Yulex Liquid Tape


Buy Now

needessentials came in hot last year with their Yulex suit with my initial thoughts being that ::
The fit was outstanding for needessentials. Easily the best fitting suit I’ve ever used/tried from them hands down. The improvements in this suit over previous years is a testament to the work the team at needessentials are putting in.”

This year they’ve added in some extras to make it a touch warmer, and a touch less flexible but they’ve balanced it well. Tim has the review on that suit coming in the next few days, I’ll add the link in here it’s live. Overall, hard to pass up needessentials as the best value wetsuit brand out there right now – warranty increased, materials/enviro approach. Worth a look if you’re short on cash (or just want to save)




Buy Now

Another suit I haven’t yet seen or tried out, but am excited to see them enter the wetsuit market. The Modulator from Volcom probably won’t leave you dropping edits like Yago, threading Pipe bombs like Manoa or making finals like Robbo. But. It should keep you pretty warm, ready to perform and able to surf regularly.

It’s got all the bells and whistles you’d expect for this price range. Some quick-dry thermal lining, GBS seams with internal taping, limestone neoprene, etc. and you get a 12 month warranty which is a nice bonus.


High Seas


Buy Now

For $420 this might be one of the buys of the winter for what you get. You can get a cheaper suit from PB or need, but at $420 you get close to a top market wetsuit that balances performance and warmth really well. All three of us talked it up in the podcast episode with Lipped (below).

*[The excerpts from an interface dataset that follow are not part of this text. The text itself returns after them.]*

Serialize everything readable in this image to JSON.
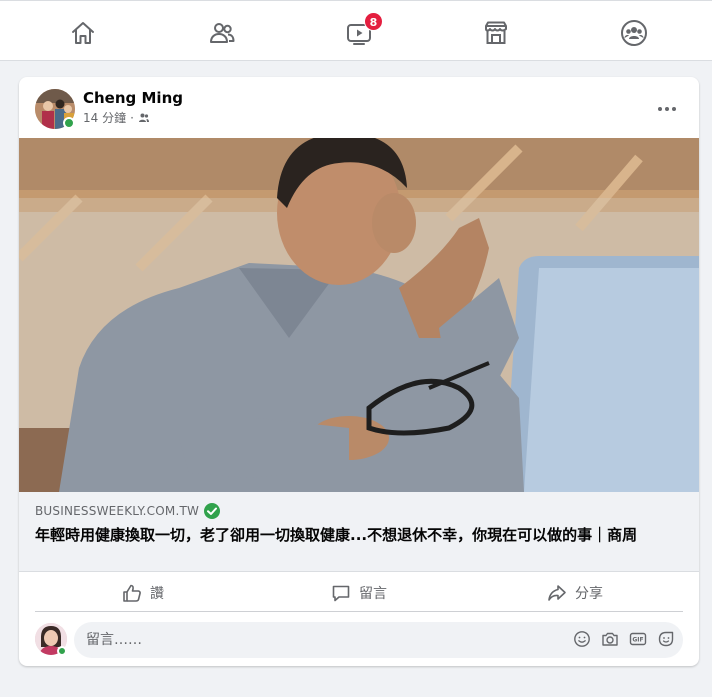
{
  "nav": {
    "items": [
      {
        "icon": "home-icon"
      },
      {
        "icon": "friends-icon"
      },
      {
        "icon": "watch-icon",
        "badge": "8"
      },
      {
        "icon": "marketplace-icon"
      },
      {
        "icon": "groups-icon"
      }
    ]
  },
  "post": {
    "author": "Cheng Ming",
    "time": "14 分鐘",
    "separator": "·",
    "audience_icon": "friends-audience-icon",
    "link": {
      "domain": "BUSINESSWEEKLY.COM.TW",
      "title": "年輕時用健康換取一切，老了卻用一切換取健康...不想退休不幸，你現在可以做的事｜商周"
    },
    "actions": {
      "like": "讚",
      "comment": "留言",
      "share": "分享"
    },
    "comment_placeholder": "留言……"
  },
  "colors": {
    "badge": "#e41e3f",
    "online": "#31a24c",
    "secondary_text": "#65676b",
    "page_bg": "#f0f2f5"
  }
}
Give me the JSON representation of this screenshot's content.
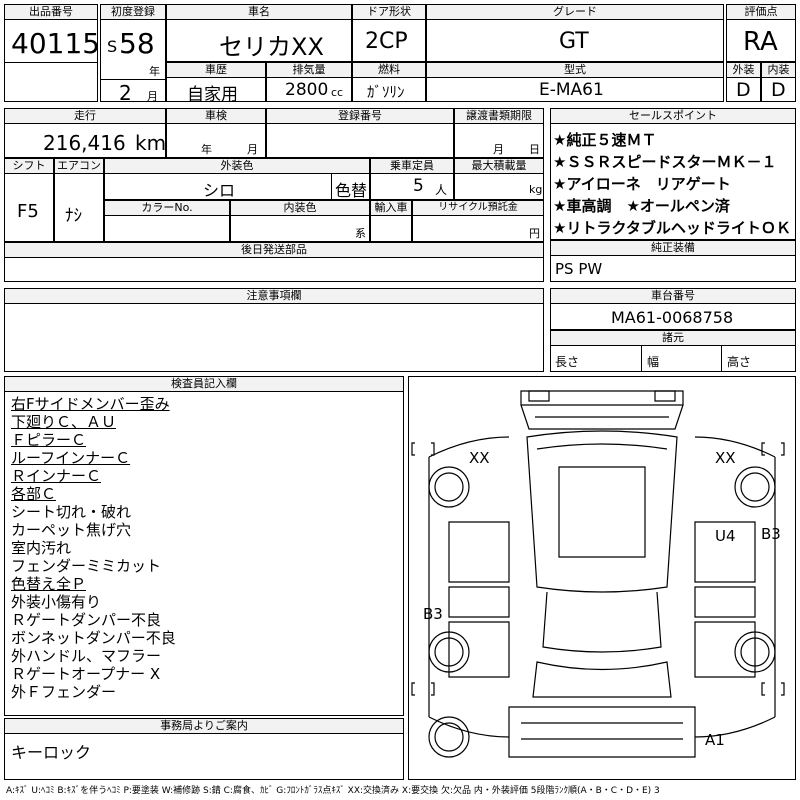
{
  "header": {
    "lot_label": "出品番号",
    "lot_value": "40115",
    "reg_label": "初度登録",
    "era": "S",
    "year": "58",
    "year_unit": "年",
    "month": "2",
    "month_unit": "月",
    "car_name_label": "車名",
    "car_name_value": "セリカXX",
    "door_label": "ドア形状",
    "door_value": "2CP",
    "grade_label": "グレード",
    "grade_value": "GT",
    "rating_label": "評価点",
    "rating_value": "RA",
    "history_label": "車歴",
    "history_value": "自家用",
    "displacement_label": "排気量",
    "displacement_value": "2800",
    "displacement_unit": "cc",
    "fuel_label": "燃料",
    "fuel_value": "ｶﾞｿﾘﾝ",
    "model_label": "型式",
    "model_value": "E-MA61",
    "exterior_label": "外装",
    "exterior_value": "D",
    "interior_label": "内装",
    "interior_value": "D"
  },
  "row2": {
    "mileage_label": "走行",
    "mileage_value": "216,416",
    "mileage_unit": "km",
    "inspection_label": "車検",
    "inspection_year_unit": "年",
    "inspection_month_unit": "月",
    "plate_label": "登録番号",
    "transfer_label": "譲渡書類期限",
    "transfer_month_unit": "月",
    "transfer_day_unit": "日"
  },
  "row3": {
    "shift_label": "シフト",
    "shift_value": "F5",
    "ac_label": "エアコン",
    "ac_value": "ﾅｼ",
    "color_label": "外装色",
    "color_value": "シロ",
    "recolor_value": "色替",
    "capacity_label": "乗車定員",
    "capacity_value": "5",
    "capacity_unit": "人",
    "load_label": "最大積載量",
    "load_unit": "kg",
    "colorno_label": "カラーNo.",
    "intcolor_label": "内装色",
    "intcolor_unit": "系",
    "import_label": "輸入車",
    "recycle_label": "リサイクル預託金",
    "recycle_unit": "円"
  },
  "later_parts_label": "後日発送部品",
  "notes_label": "注意事項欄",
  "sales_points": {
    "label": "セールスポイント",
    "items": [
      "★純正５速ＭＴ",
      "★ＳＳＲスピードスターＭＫ－１",
      "★アイローネ　リアゲート",
      "★車高調　★オールペン済",
      "★リトラクタブルヘッドライトＯＫ"
    ]
  },
  "standard_equipment": {
    "label": "純正装備",
    "value": "PS PW"
  },
  "chassis": {
    "label": "車台番号",
    "value": "MA61-0068758"
  },
  "dimensions": {
    "label": "諸元",
    "length": "長さ",
    "width": "幅",
    "height": "高さ"
  },
  "inspector": {
    "label": "検査員記入欄",
    "lines": [
      "右Fサイドメンバー歪み",
      "下廻りＣ、ＡＵ",
      "ＦピラーＣ",
      "ルーフインナーＣ",
      "ＲインナーＣ",
      "各部Ｃ",
      "シート切れ・破れ",
      "カーペット焦げ穴",
      "室内汚れ",
      "フェンダーミミカット",
      "色替え全Ｐ",
      "外装小傷有り",
      "Ｒゲートダンパー不良",
      "ボンネットダンパー不良",
      "外ハンドル、マフラー",
      "Ｒゲートオープナー X",
      "外Ｆフェンダー"
    ]
  },
  "office": {
    "label": "事務局よりご案内",
    "value": "キーロック"
  },
  "diagram_marks": {
    "fl": "XX",
    "fr": "XX",
    "u4": "U4",
    "b3_right": "B3",
    "b3_left": "B3",
    "a1": "A1"
  },
  "legend": "A:ｷｽﾞ U:ﾍｺﾐ B:ｷｽﾞを伴うﾍｺﾐ P:要塗装 W:補修跡 S:錆 C:腐食、ｶﾋﾞ G:ﾌﾛﾝﾄｶﾞﾗｽ点ｷｽﾞ XX:交換済み X:要交換 欠:欠品 内・外装評価 5段階ﾗﾝｸ順(A・B・C・D・E) 3"
}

Vissla continue to churn out amazing value and great product. Did you know they deliver around 80% of their range in enviro materials? Everyone should do more reading and research into Vissla.  The biggest stand out with the Vissla High Seas wetsuit is just how dreamy the rubber is. I’d like to make a bed cover from it, car seat covers, maybe even a flare-leg leisure suit to hit the nightclubs in – it’s that comfortable.




Buy Now

No idea if this suit, or brand, is widely available (or at al) in Australia right now. Manera is from Europe via a few different water sports and they now do surf suits and sponsor Justine Dupont, Pete Devries, Nate Tyler and more.

After spending to much time on the product page I’m impressed with what you get with a Seafarer from Manera. How to get one to test is another question. No idea on price either, so I’m not being much a help right now. If you’ve used one, lettuce know and interested in hearing about the suit.